* **Task details**
In the records, each line holding "奖品发放" must be reported.

* **Data for the task**
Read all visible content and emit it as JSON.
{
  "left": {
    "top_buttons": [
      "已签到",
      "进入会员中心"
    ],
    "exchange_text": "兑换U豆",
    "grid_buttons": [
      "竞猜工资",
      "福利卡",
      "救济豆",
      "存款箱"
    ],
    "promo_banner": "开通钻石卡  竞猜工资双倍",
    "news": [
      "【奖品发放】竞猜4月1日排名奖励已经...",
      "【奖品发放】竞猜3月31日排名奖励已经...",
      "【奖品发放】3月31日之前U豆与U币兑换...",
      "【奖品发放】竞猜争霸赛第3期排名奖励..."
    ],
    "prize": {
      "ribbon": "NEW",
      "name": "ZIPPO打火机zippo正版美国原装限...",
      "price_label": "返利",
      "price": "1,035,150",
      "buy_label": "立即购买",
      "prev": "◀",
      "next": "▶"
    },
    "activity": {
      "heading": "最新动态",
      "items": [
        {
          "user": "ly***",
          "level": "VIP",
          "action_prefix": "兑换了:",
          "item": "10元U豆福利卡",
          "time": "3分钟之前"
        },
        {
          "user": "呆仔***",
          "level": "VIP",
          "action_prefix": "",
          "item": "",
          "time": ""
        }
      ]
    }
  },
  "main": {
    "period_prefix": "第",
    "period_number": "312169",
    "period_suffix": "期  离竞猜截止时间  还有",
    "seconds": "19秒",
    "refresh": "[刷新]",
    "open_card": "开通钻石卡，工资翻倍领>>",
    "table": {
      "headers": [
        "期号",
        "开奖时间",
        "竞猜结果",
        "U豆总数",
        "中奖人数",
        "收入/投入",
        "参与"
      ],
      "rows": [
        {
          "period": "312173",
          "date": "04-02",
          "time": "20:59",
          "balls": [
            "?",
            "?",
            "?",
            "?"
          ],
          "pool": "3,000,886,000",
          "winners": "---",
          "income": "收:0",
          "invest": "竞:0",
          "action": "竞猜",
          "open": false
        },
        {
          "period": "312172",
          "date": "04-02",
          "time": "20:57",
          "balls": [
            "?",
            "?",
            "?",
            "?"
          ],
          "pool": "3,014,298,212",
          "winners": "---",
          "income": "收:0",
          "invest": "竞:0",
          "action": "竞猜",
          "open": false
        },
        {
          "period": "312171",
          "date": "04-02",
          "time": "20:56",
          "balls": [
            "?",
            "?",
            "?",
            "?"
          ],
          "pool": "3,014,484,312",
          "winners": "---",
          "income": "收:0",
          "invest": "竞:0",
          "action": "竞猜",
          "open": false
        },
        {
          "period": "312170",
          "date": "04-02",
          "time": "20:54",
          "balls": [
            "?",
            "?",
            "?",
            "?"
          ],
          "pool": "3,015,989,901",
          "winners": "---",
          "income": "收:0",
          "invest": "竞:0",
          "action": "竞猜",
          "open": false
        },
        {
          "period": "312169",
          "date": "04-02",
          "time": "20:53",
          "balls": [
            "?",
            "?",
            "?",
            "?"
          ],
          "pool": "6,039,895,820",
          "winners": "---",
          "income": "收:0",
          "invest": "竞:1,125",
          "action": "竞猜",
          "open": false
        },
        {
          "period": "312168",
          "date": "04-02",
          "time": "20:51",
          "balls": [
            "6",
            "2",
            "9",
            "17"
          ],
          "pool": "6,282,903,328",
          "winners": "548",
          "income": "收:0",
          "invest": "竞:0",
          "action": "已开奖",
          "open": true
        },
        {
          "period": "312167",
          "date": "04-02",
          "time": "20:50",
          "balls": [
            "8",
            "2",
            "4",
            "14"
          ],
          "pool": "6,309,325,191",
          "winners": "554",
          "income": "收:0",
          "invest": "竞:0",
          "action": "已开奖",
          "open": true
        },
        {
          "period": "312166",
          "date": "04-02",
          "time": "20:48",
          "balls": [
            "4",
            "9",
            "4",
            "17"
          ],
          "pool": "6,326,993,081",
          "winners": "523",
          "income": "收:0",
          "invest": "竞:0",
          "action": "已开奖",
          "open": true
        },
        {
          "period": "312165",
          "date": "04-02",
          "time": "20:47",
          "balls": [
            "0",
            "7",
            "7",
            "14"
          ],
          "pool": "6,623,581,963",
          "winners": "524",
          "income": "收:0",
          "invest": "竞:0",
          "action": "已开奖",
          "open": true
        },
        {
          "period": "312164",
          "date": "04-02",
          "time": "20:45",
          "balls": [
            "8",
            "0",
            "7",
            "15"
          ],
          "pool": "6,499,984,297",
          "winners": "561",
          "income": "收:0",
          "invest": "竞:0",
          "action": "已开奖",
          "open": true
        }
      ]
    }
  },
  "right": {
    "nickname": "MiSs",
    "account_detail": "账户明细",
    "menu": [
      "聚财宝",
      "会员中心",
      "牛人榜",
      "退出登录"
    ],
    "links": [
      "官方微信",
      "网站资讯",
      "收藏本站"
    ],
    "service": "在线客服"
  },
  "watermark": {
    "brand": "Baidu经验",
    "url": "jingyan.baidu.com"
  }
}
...
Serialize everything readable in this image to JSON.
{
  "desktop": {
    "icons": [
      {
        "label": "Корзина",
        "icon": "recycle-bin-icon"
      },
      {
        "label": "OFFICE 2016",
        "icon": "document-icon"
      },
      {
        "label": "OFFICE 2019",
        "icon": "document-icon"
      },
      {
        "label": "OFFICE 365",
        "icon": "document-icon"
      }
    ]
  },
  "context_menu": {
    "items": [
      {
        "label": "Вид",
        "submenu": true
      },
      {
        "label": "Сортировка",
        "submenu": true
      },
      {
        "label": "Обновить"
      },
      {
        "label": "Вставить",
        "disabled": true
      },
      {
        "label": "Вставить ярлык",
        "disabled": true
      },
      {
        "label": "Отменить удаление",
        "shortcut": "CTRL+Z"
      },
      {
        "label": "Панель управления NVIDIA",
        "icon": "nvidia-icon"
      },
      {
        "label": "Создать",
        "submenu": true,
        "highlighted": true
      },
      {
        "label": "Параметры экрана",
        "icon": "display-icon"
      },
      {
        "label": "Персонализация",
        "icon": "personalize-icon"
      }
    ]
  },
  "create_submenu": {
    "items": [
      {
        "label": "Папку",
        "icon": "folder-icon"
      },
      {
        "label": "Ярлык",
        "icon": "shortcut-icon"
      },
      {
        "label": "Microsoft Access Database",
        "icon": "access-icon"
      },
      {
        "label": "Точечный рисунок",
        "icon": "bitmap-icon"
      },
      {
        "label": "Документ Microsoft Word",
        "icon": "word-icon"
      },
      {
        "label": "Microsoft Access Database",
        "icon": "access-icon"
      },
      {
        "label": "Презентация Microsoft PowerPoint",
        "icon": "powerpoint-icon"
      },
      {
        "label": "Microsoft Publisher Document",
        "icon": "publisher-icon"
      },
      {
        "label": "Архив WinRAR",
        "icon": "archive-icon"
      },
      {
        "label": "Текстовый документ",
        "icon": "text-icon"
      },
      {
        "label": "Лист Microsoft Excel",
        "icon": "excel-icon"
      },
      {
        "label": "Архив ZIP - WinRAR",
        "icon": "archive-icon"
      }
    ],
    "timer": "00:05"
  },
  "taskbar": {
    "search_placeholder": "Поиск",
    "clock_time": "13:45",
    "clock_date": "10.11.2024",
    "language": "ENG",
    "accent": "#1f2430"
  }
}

* **Answer for the task**
      "【奖品发放】竞猜4月1日排名奖励已经...",
      "【奖品发放】竞猜3月31日排名奖励已经...",
      "【奖品发放】3月31日之前U豆与U币兑换...",
      "【奖品发放】竞猜争霸赛第3期排名奖励..."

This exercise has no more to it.